Exercise description>
Each entry below should be output exactly, apart from its images.

Supplied information>
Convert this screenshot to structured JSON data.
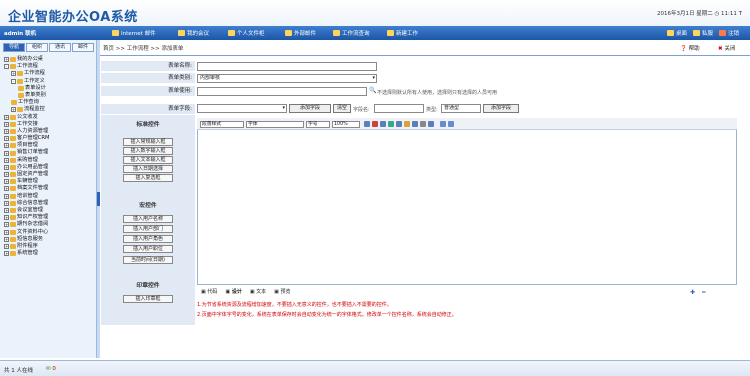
{
  "header": {
    "app_title": "企业智能办公OA系统",
    "date_text": "2016年3月1日 星期二 ◷ 11:11 T"
  },
  "topbar": {
    "user": "admin 联机",
    "items": [
      "Internet 邮件",
      "我的会议",
      "个人文件柜",
      "外部邮件",
      "工作流查询",
      "新建工作"
    ],
    "right_items": [
      "桌面",
      "私服",
      "注销"
    ]
  },
  "sidebar": {
    "tabs": [
      "导航",
      "组织",
      "通讯",
      "邮件"
    ],
    "tree": [
      {
        "label": "我的办公桌",
        "level": 0,
        "toggle": "+"
      },
      {
        "label": "工作流程",
        "level": 0,
        "toggle": "-"
      },
      {
        "label": "工作流程",
        "level": 1,
        "toggle": "+"
      },
      {
        "label": "工作定义",
        "level": 1,
        "toggle": "-"
      },
      {
        "label": "表单设计",
        "level": 2,
        "toggle": ""
      },
      {
        "label": "表单类别",
        "level": 2,
        "toggle": ""
      },
      {
        "label": "工作查询",
        "level": 1,
        "toggle": ""
      },
      {
        "label": "流程监控",
        "level": 1,
        "toggle": "+"
      },
      {
        "label": "公文收发",
        "level": 0,
        "toggle": "+"
      },
      {
        "label": "工作交接",
        "level": 0,
        "toggle": "+"
      },
      {
        "label": "人力资源管理",
        "level": 0,
        "toggle": "+"
      },
      {
        "label": "客户管理CRM",
        "level": 0,
        "toggle": "+"
      },
      {
        "label": "项目管理",
        "level": 0,
        "toggle": "+"
      },
      {
        "label": "销售订单管理",
        "level": 0,
        "toggle": "+"
      },
      {
        "label": "采购管理",
        "level": 0,
        "toggle": "+"
      },
      {
        "label": "办公用品管理",
        "level": 0,
        "toggle": "+"
      },
      {
        "label": "固定资产管理",
        "level": 0,
        "toggle": "+"
      },
      {
        "label": "车辆管理",
        "level": 0,
        "toggle": "+"
      },
      {
        "label": "档案文件管理",
        "level": 0,
        "toggle": "+"
      },
      {
        "label": "培训管理",
        "level": 0,
        "toggle": "+"
      },
      {
        "label": "综合信息管理",
        "level": 0,
        "toggle": "+"
      },
      {
        "label": "会议室管理",
        "level": 0,
        "toggle": "+"
      },
      {
        "label": "知识产权管理",
        "level": 0,
        "toggle": "+"
      },
      {
        "label": "期刊杂志借阅",
        "level": 0,
        "toggle": "+"
      },
      {
        "label": "文件资料中心",
        "level": 0,
        "toggle": "+"
      },
      {
        "label": "短信息服务",
        "level": 0,
        "toggle": "+"
      },
      {
        "label": "附件程序",
        "level": 0,
        "toggle": "+"
      },
      {
        "label": "系统管理",
        "level": 0,
        "toggle": "+"
      }
    ]
  },
  "breadcrumb": "首页 >> 工作流程 >> 添加表单",
  "actions": {
    "help": "帮助",
    "close": "关闭"
  },
  "form": {
    "name_label": "表单名称:",
    "category_label": "表单类别:",
    "category_value": "内部审核",
    "owner_label": "表单使用:",
    "owner_hint": "不选择则默认所有人使用，选择则只有选择的人员可用",
    "field_label": "表单字段:",
    "add_field_button": "添加字段",
    "clear_button": "清空",
    "field_name_label": "字段名:",
    "type_label": "类型:",
    "type_value": "普通型",
    "add_field_button2": "添加字段"
  },
  "left_panel": {
    "sections": [
      {
        "title": "标准控件",
        "buttons": [
          "插入常规输入框",
          "插入数字输入框",
          "插入文本输入框",
          "插入日期选择",
          "插入复选框"
        ]
      },
      {
        "title": "宏控件",
        "buttons": [
          "插入用户名称",
          "插入用户部门",
          "插入用户角色",
          "插入用户职位",
          "当前时间(日期)"
        ]
      },
      {
        "title": "印章控件",
        "buttons": [
          "插入印章框"
        ]
      }
    ]
  },
  "editor": {
    "font_style": "段落样式",
    "font_name": "字体",
    "font_size": "字号",
    "zoom": "100%",
    "tabs": [
      "代码",
      "设计",
      "文本",
      "预览"
    ]
  },
  "notes": [
    "1.为节省系统资源及流程增加速度，不要插入无意义的控件，也不要插入不需要的控件。",
    "2.页面中字体字号的变化，系统在表单保存时会自动变化为统一的字体格式。修改单一个控件名称，系统会自动修正。"
  ],
  "status": {
    "text": "共 1 人在线",
    "mail_count": "0"
  }
}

Result>
Convert this screenshot to structured JSON data.
{
  "header": {
    "app_title": "企业智能办公OA系统",
    "date_text": "2016年3月1日 星期二 ◷ 11:11 T"
  },
  "topbar": {
    "user": "admin 联机",
    "items": [
      "Internet 邮件",
      "我的会议",
      "个人文件柜",
      "外部邮件",
      "工作流查询",
      "新建工作"
    ],
    "right_items": [
      "桌面",
      "私服",
      "注销"
    ]
  },
  "sidebar": {
    "tabs": [
      "导航",
      "组织",
      "通讯",
      "邮件"
    ],
    "tree": [
      {
        "label": "我的办公桌",
        "level": 0,
        "toggle": "+"
      },
      {
        "label": "工作流程",
        "level": 0,
        "toggle": "-"
      },
      {
        "label": "工作流程",
        "level": 1,
        "toggle": "+"
      },
      {
        "label": "工作定义",
        "level": 1,
        "toggle": "-"
      },
      {
        "label": "表单设计",
        "level": 2,
        "toggle": ""
      },
      {
        "label": "表单类别",
        "level": 2,
        "toggle": ""
      },
      {
        "label": "工作查询",
        "level": 1,
        "toggle": ""
      },
      {
        "label": "流程监控",
        "level": 1,
        "toggle": "+"
      },
      {
        "label": "公文收发",
        "level": 0,
        "toggle": "+"
      },
      {
        "label": "工作交接",
        "level": 0,
        "toggle": "+"
      },
      {
        "label": "人力资源管理",
        "level": 0,
        "toggle": "+"
      },
      {
        "label": "客户管理CRM",
        "level": 0,
        "toggle": "+"
      },
      {
        "label": "项目管理",
        "level": 0,
        "toggle": "+"
      },
      {
        "label": "销售订单管理",
        "level": 0,
        "toggle": "+"
      },
      {
        "label": "采购管理",
        "level": 0,
        "toggle": "+"
      },
      {
        "label": "办公用品管理",
        "level": 0,
        "toggle": "+"
      },
      {
        "label": "固定资产管理",
        "level": 0,
        "toggle": "+"
      },
      {
        "label": "车辆管理",
        "level": 0,
        "toggle": "+"
      },
      {
        "label": "档案文件管理",
        "level": 0,
        "toggle": "+"
      },
      {
        "label": "培训管理",
        "level": 0,
        "toggle": "+"
      },
      {
        "label": "综合信息管理",
        "level": 0,
        "toggle": "+"
      },
      {
        "label": "会议室管理",
        "level": 0,
        "toggle": "+"
      },
      {
        "label": "知识产权管理",
        "level": 0,
        "toggle": "+"
      },
      {
        "label": "期刊杂志借阅",
        "level": 0,
        "toggle": "+"
      },
      {
        "label": "文件资料中心",
        "level": 0,
        "toggle": "+"
      },
      {
        "label": "短信息服务",
        "level": 0,
        "toggle": "+"
      },
      {
        "label": "附件程序",
        "level": 0,
        "toggle": "+"
      },
      {
        "label": "系统管理",
        "level": 0,
        "toggle": "+"
      }
    ]
  },
  "breadcrumb": "首页 >> 工作流程 >> 添加表单",
  "actions": {
    "help": "帮助",
    "close": "关闭"
  },
  "form": {
    "name_label": "表单名称:",
    "category_label": "表单类别:",
    "category_value": "内部审核",
    "owner_label": "表单使用:",
    "owner_hint": "不选择则默认所有人使用，选择则只有选择的人员可用",
    "field_label": "表单字段:",
    "add_field_button": "添加字段",
    "clear_button": "清空",
    "field_name_label": "字段名:",
    "type_label": "类型:",
    "type_value": "普通型",
    "add_field_button2": "添加字段"
  },
  "left_panel": {
    "sections": [
      {
        "title": "标准控件",
        "buttons": [
          "插入常规输入框",
          "插入数字输入框",
          "插入文本输入框",
          "插入日期选择",
          "插入复选框"
        ]
      },
      {
        "title": "宏控件",
        "buttons": [
          "插入用户名称",
          "插入用户部门",
          "插入用户角色",
          "插入用户职位",
          "当前时间(日期)"
        ]
      },
      {
        "title": "印章控件",
        "buttons": [
          "插入印章框"
        ]
      }
    ]
  },
  "editor": {
    "font_style": "段落样式",
    "font_name": "字体",
    "font_size": "字号",
    "zoom": "100%",
    "tabs": [
      "代码",
      "设计",
      "文本",
      "预览"
    ]
  },
  "notes": [
    "1.为节省系统资源及流程增加速度，不要插入无意义的控件，也不要插入不需要的控件。",
    "2.页面中字体字号的变化，系统在表单保存时会自动变化为统一的字体格式。修改单一个控件名称，系统会自动修正。"
  ],
  "status": {
    "text": "共 1 人在线",
    "mail_count": "0"
  }
}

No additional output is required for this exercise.